Tony Blair’s Faith Foundation speech
Listen to him – even if you can’t stand him
Tony Blair led the first in a series of seminars hosted by his Faith Foundation on Monday night. Judging by the reaction so far, anything useful he might have said in his speech at the RSA in London is being drowned out by a chorus of outrage that he should think himself fit to have delivered it. Now that Blair is openly "doing God", there are indeed many questions.
If his faith is so important to him, why did he wait until he left Downing Street to convert to Catholicism? I raised this at the time in the New Statesman, and Blair's subsequent response in a BBC interview -- that it would have caused a "palaver" if he had done so in office -- does not begin to answer it. No daring Daniel he, evidently.
Most obviously, how on earth could he square his Christian beliefs with his bellicose actions? (My former colleague at the Independent on Sunday, the great Alan Watkins, regularly used to refer to him as "the young war criminal".) And to what extent were these beliefs guiding his politics?
Leaving all that aside, he appears to have made a quite astonishing admission in a Q&A at the end of his speech.
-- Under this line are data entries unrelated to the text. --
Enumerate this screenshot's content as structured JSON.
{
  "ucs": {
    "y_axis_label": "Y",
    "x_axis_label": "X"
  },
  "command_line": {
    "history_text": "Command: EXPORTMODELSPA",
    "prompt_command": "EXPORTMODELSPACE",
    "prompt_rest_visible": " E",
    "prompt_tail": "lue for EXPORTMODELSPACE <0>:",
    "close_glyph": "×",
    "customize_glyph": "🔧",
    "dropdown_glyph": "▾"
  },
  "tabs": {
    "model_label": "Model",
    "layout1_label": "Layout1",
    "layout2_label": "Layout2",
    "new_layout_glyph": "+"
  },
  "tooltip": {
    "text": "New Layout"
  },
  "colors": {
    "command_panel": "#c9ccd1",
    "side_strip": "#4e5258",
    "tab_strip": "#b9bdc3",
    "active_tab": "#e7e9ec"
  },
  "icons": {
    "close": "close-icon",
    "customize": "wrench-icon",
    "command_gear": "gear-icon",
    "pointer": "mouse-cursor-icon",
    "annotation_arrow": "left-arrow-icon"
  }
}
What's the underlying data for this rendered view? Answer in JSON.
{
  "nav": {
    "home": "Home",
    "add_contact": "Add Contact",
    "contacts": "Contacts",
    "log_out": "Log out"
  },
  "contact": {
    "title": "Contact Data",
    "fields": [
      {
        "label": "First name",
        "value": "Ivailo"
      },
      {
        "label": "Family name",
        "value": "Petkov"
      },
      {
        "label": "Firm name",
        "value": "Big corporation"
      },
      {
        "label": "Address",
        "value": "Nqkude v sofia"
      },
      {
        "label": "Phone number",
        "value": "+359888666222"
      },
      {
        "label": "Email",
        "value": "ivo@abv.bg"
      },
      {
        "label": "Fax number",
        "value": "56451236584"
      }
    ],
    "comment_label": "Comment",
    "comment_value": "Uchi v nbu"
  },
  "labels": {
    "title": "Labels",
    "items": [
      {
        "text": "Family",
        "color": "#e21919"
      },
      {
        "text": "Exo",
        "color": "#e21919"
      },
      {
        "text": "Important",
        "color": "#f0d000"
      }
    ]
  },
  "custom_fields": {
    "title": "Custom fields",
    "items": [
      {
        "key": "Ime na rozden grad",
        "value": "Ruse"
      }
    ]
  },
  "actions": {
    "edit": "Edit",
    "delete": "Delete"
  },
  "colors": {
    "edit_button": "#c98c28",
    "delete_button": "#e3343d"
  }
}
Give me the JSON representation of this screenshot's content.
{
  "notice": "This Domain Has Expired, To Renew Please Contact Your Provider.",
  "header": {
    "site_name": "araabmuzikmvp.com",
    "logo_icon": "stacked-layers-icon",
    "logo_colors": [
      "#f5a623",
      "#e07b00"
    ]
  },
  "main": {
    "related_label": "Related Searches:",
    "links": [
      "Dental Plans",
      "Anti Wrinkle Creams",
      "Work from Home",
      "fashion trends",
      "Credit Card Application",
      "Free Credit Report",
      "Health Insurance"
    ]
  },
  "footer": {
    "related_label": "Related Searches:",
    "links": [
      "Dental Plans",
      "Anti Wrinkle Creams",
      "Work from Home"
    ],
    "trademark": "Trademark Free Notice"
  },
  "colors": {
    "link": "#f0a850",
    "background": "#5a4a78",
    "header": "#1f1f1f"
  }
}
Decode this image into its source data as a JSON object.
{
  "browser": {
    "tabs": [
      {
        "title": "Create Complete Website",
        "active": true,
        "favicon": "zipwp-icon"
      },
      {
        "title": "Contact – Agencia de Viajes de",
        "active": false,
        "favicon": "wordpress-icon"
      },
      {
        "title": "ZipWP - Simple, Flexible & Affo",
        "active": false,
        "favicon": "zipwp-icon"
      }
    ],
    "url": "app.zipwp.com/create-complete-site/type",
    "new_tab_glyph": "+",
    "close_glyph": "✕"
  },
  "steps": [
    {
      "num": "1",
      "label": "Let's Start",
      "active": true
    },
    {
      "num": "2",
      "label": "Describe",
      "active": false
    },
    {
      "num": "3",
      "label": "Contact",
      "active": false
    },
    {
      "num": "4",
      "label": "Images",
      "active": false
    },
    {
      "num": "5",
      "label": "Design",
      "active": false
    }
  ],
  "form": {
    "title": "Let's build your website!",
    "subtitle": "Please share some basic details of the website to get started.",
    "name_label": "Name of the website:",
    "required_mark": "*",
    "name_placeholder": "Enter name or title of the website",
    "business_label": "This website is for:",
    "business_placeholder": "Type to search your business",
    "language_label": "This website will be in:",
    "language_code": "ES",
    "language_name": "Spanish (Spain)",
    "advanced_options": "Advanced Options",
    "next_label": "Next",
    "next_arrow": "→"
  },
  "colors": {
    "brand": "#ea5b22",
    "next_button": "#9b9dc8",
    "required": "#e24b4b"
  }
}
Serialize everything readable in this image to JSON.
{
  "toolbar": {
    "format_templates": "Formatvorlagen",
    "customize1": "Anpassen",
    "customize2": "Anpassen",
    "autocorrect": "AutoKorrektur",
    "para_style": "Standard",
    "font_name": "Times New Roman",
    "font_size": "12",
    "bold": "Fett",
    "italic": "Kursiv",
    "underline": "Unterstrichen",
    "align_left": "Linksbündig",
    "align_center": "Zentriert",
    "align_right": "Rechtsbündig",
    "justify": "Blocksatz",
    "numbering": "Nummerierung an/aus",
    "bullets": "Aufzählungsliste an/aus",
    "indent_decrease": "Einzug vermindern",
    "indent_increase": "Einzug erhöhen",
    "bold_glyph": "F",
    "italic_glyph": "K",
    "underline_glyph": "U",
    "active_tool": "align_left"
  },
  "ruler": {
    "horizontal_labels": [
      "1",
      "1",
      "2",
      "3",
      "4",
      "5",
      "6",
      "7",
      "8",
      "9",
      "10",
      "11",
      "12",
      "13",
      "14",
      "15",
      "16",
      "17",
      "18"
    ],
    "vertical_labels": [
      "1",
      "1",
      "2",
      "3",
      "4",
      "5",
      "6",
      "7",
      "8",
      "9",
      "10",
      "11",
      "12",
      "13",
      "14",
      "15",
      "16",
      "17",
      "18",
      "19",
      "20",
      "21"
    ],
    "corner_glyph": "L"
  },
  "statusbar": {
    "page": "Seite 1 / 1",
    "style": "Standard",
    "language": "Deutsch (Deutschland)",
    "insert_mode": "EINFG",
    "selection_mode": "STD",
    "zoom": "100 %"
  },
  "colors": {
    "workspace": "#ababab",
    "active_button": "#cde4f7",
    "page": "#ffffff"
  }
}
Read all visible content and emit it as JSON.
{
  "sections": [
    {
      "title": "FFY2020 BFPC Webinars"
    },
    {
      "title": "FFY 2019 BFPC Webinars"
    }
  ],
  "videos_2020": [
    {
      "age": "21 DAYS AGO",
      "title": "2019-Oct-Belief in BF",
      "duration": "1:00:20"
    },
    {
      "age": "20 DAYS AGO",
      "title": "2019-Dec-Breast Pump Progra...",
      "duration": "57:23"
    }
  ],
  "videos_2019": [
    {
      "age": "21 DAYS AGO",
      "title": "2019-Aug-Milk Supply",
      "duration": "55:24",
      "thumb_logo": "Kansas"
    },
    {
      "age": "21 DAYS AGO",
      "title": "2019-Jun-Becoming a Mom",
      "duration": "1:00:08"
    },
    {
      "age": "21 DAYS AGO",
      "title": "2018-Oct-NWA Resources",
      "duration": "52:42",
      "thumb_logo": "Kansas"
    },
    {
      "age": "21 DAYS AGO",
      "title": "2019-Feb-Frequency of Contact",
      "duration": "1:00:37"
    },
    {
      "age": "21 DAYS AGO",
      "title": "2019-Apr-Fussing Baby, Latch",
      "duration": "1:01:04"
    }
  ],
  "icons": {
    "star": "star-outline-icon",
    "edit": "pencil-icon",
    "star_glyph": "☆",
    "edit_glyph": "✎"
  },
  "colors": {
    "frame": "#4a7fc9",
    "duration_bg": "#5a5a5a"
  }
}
According to Andrew Brown in the Guardian, "he mentioned that he had not properly understood the role that religion played in the Middle East while he was prime minister. Only once he had moved to Jerusalem did he see this." This is such jaw-on-the-floor stuff that it's difficult to know what to say, although it will only confirm the view of those who are sickened by the very idea of a Tony Blair Faith Foundation. (Isn't there also something rather embarrassingly self-aggrandising about naming a foundation after yourself?)
And yet, whatever one thinks about all this, the work and purpose of the foundation should not be dismissed because of justified reservations about our former prime minister. The TBFF is not out to proselytise, but to increase interfaith understanding and, most importantly, to act in partnership with religious and non-religious development organisations such as the UK's DfID. "The Foundation will use its profile and resources to encourage people of faith to work together more closely to tackle global poverty and conflict," says its mission statement.
The foundation is, for instance, already very active in the fight against malaria in Africa. It may irritate some that health care is being provided by faith agencies, but I doubt that it matters to those whose lives are saved. No one should let cavils about the means stop them welcoming the ends in this case.
Lastly, Blair was correct to point out in his speech that "to ignore the role of faith is to be blind to a dimension of the world that plays a part in the thinking and attitudes of billions of people". Recognising and engaging with this fact matters -- even if you think those billions are deluded, and you can't stand the man behind the statement.